*DIRECTIONS FOR THIS TASK*.
Your task is to copy every line below that contains the word "desc".

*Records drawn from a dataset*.
+ + + + +

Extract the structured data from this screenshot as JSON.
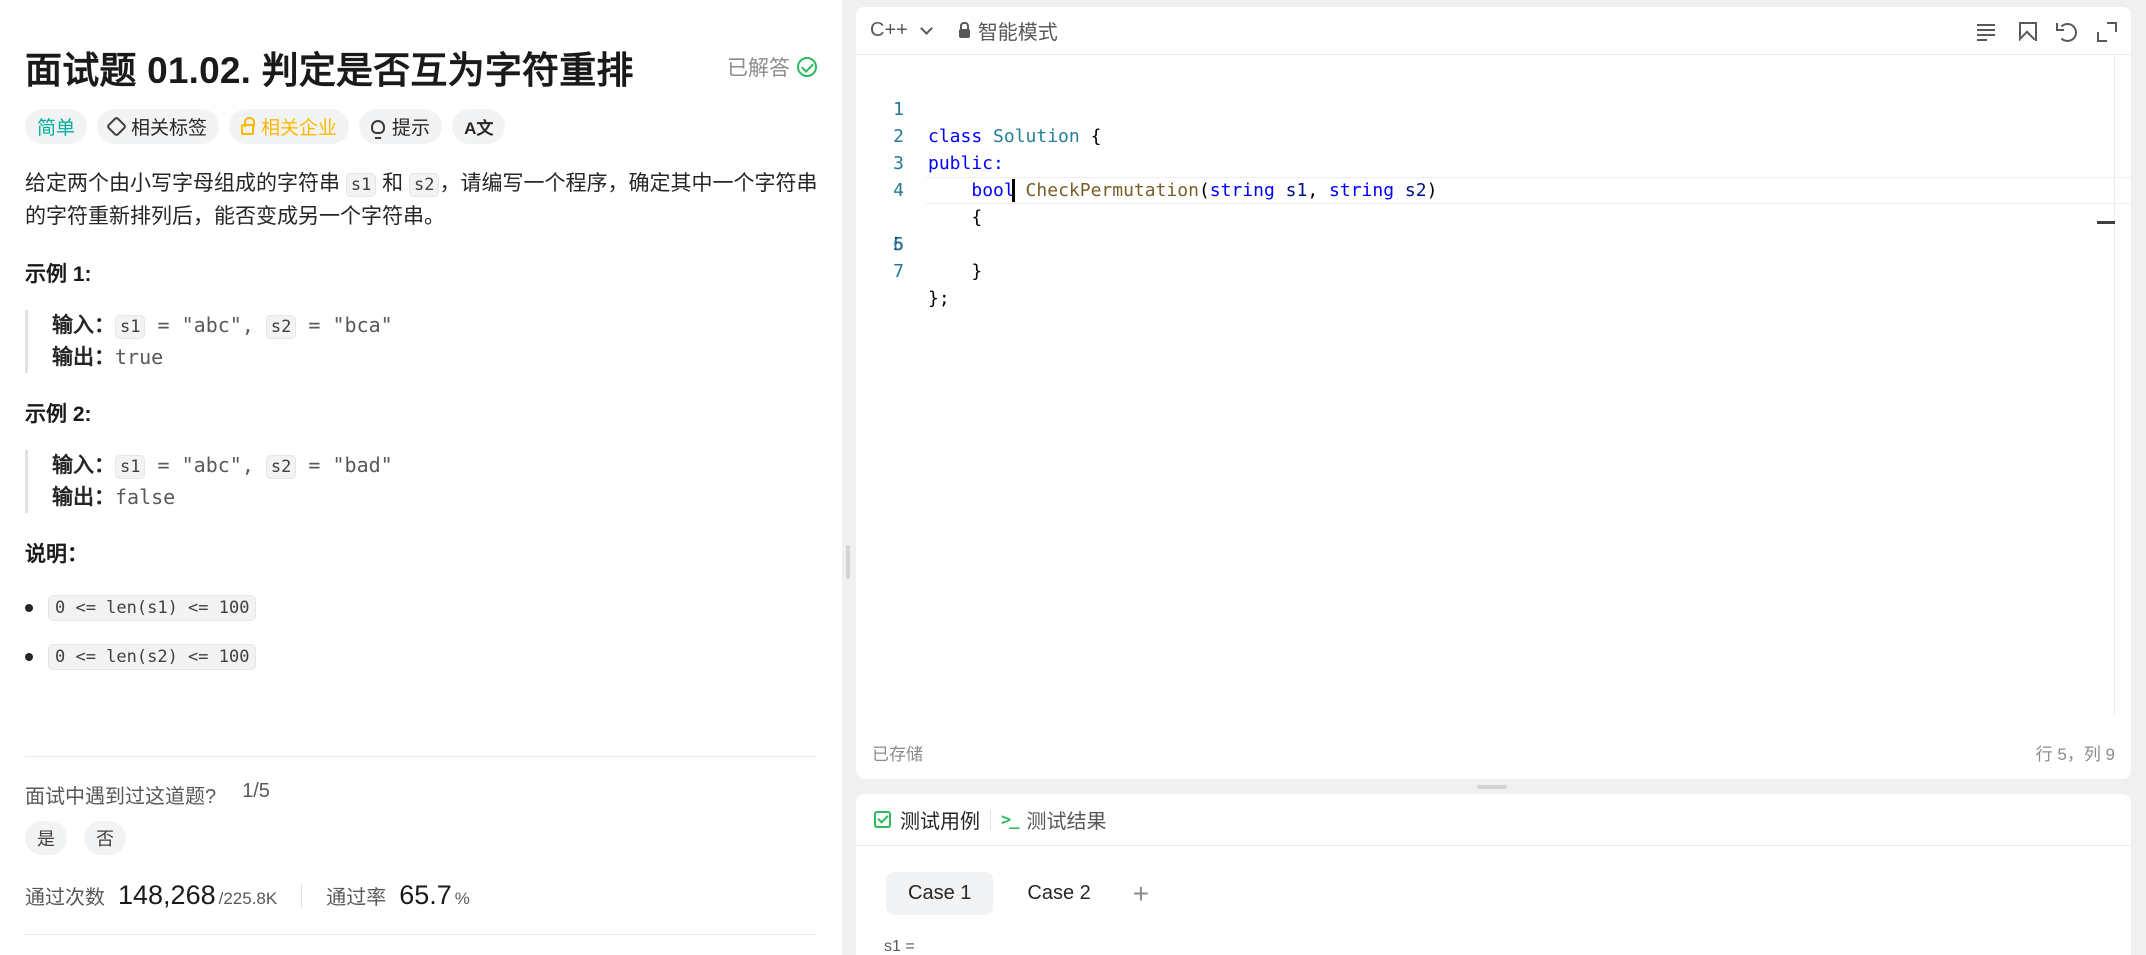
{
  "problem": {
    "title": "面试题 01.02. 判定是否互为字符重排",
    "solved_label": "已解答",
    "tags": {
      "difficulty": "简单",
      "topics": "相关标签",
      "companies": "相关企业",
      "hint": "提示",
      "translate_glyph": "A文"
    },
    "desc": {
      "p1": "给定两个由小写字母组成的字符串 ",
      "c1": "s1",
      "p2": " 和 ",
      "c2": "s2",
      "p3": "，请编写一个程序，确定其中一个字符串的字符重新排列后，能否变成另一个字符串。"
    },
    "example1": {
      "title": "示例 1:",
      "input_label": "输入：",
      "s1": "s1",
      "eq1": " = \"abc\", ",
      "s2": "s2",
      "eq2": " = \"bca\"",
      "output_label": "输出：",
      "output": "true"
    },
    "example2": {
      "title": "示例 2:",
      "input_label": "输入：",
      "s1": "s1",
      "eq1": " = \"abc\", ",
      "s2": "s2",
      "eq2": " = \"bad\"",
      "output_label": "输出：",
      "output": "false"
    },
    "notes_title": "说明：",
    "constraints": [
      "0 <= len(s1) <= 100",
      "0 <= len(s2) <= 100"
    ],
    "encountered": {
      "question": "面试中遇到过这道题?",
      "count": "1/5",
      "yes": "是",
      "no": "否"
    },
    "stats": {
      "accepted_label": "通过次数",
      "accepted": "148,268",
      "submissions": "/225.8K",
      "rate_label": "通过率",
      "rate": "65.7",
      "rate_unit": "%"
    }
  },
  "editor": {
    "language": "C++",
    "mode": "智能模式",
    "lines": [
      {
        "n": "1"
      },
      {
        "n": "2"
      },
      {
        "n": "3"
      },
      {
        "n": "4"
      },
      {
        "n": "5"
      },
      {
        "n": "6"
      },
      {
        "n": "7"
      }
    ],
    "code": {
      "l1_kw": "class",
      "l1_name": " Solution",
      "l1_rest": " {",
      "l2": "public:",
      "l3_indent": "    ",
      "l3_kw": "bool",
      "l3_fn": " CheckPermutation",
      "l3_p1": "(",
      "l3_t1": "string",
      "l3_v1": " s1",
      "l3_c": ", ",
      "l3_t2": "string",
      "l3_v2": " s2",
      "l3_p2": ")",
      "l4": "    {",
      "l5": "        ",
      "l6": "    }",
      "l7": "};"
    },
    "status_saved": "已存储",
    "status_pos": "行 5，列 9"
  },
  "tests": {
    "tab_cases": "测试用例",
    "tab_result": "测试结果",
    "term_glyph": ">_",
    "cases": [
      "Case 1",
      "Case 2"
    ],
    "add": "+",
    "s1_label": "s1 ="
  },
  "colors": {
    "easy": "#00af9b",
    "locked": "#ffb800",
    "success": "#2cbb5d",
    "keyword": "#0000ff",
    "type": "#267f99",
    "function": "#795e26",
    "line_number": "#237893"
  }
}
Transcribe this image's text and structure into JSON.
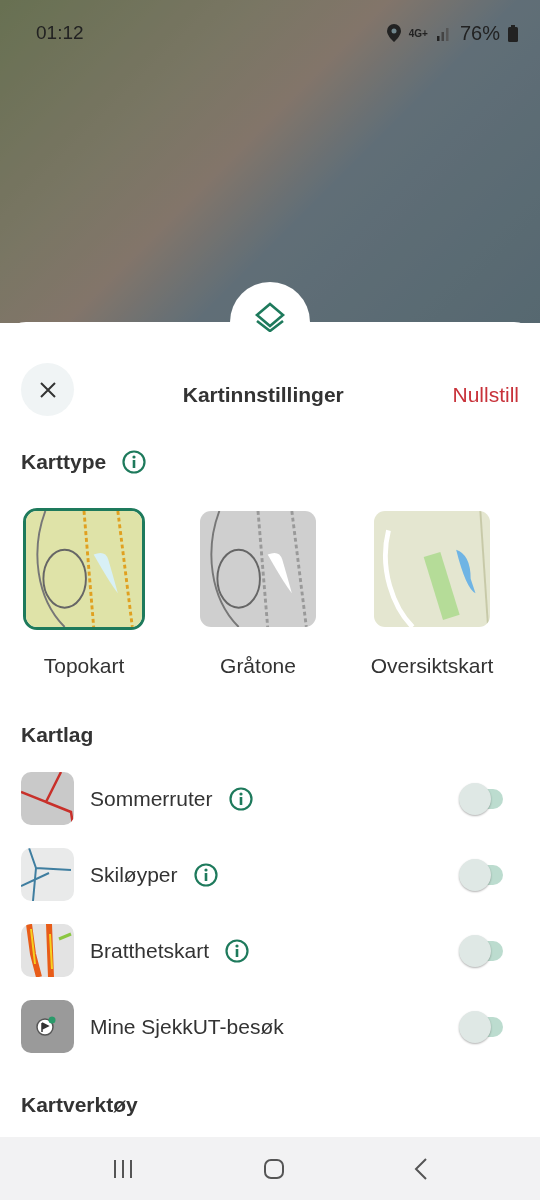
{
  "status_bar": {
    "time": "01:12",
    "network": "4G+",
    "battery": "76%"
  },
  "sheet": {
    "title": "Kartinnstillinger",
    "reset": "Nullstill"
  },
  "map_type": {
    "heading": "Karttype",
    "items": [
      {
        "label": "Topokart",
        "kind": "topo",
        "selected": true
      },
      {
        "label": "Gråtone",
        "kind": "gray",
        "selected": false
      },
      {
        "label": "Oversiktskart",
        "kind": "overview",
        "selected": false
      }
    ]
  },
  "layers": {
    "heading": "Kartlag",
    "items": [
      {
        "label": "Sommerruter",
        "kind": "summer",
        "info": true,
        "on": false
      },
      {
        "label": "Skiløyper",
        "kind": "ski",
        "info": true,
        "on": false
      },
      {
        "label": "Bratthetskart",
        "kind": "steep",
        "info": true,
        "on": false
      },
      {
        "label": "Mine SjekkUT-besøk",
        "kind": "visits",
        "info": false,
        "on": false
      }
    ]
  },
  "tools": {
    "heading": "Kartverktøy"
  }
}
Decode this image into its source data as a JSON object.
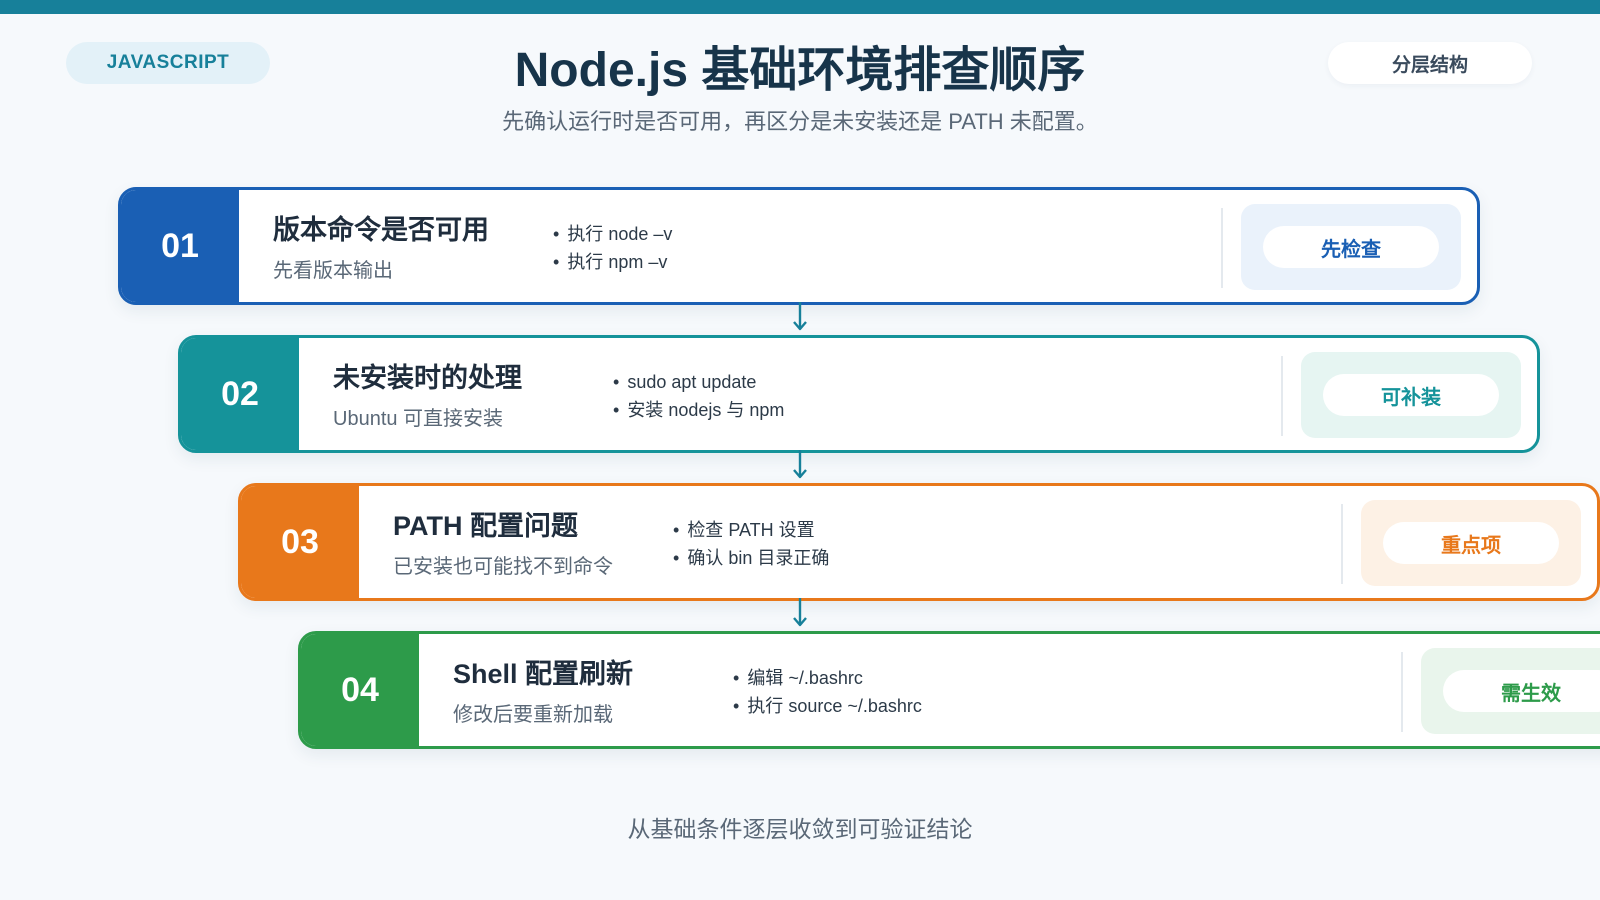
{
  "header": {
    "tag": "JAVASCRIPT",
    "title": "Node.js 基础环境排查顺序",
    "subtitle": "先确认运行时是否可用，再区分是未安装还是 PATH 未配置。",
    "layer_label": "分层结构"
  },
  "steps": [
    {
      "number": "01",
      "title": "版本命令是否可用",
      "desc": "先看版本输出",
      "bullets": [
        "执行 node –v",
        "执行 npm –v"
      ],
      "badge": "先检查",
      "color": "#1a5fb4"
    },
    {
      "number": "02",
      "title": "未安装时的处理",
      "desc": "Ubuntu 可直接安装",
      "bullets": [
        "sudo apt update",
        "安装 nodejs 与 npm"
      ],
      "badge": "可补装",
      "color": "#15939a"
    },
    {
      "number": "03",
      "title": "PATH 配置问题",
      "desc": "已安装也可能找不到命令",
      "bullets": [
        "检查 PATH 设置",
        "确认 bin 目录正确"
      ],
      "badge": "重点项",
      "color": "#e8781b"
    },
    {
      "number": "04",
      "title": "Shell 配置刷新",
      "desc": "修改后要重新加载",
      "bullets": [
        "编辑 ~/.bashrc",
        "执行 source ~/.bashrc"
      ],
      "badge": "需生效",
      "color": "#2d9b4a"
    }
  ],
  "connector_color": "#17809a",
  "footer": "从基础条件逐层收敛到可验证结论"
}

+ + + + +

*YOUR RESPONSE*.
    "desc": {
      "desc": "先看版本输出",
      "desc": "Ubuntu 可直接安装",
      "desc": "已安装也可能找不到命令",
      "desc": "修改后要重新加载",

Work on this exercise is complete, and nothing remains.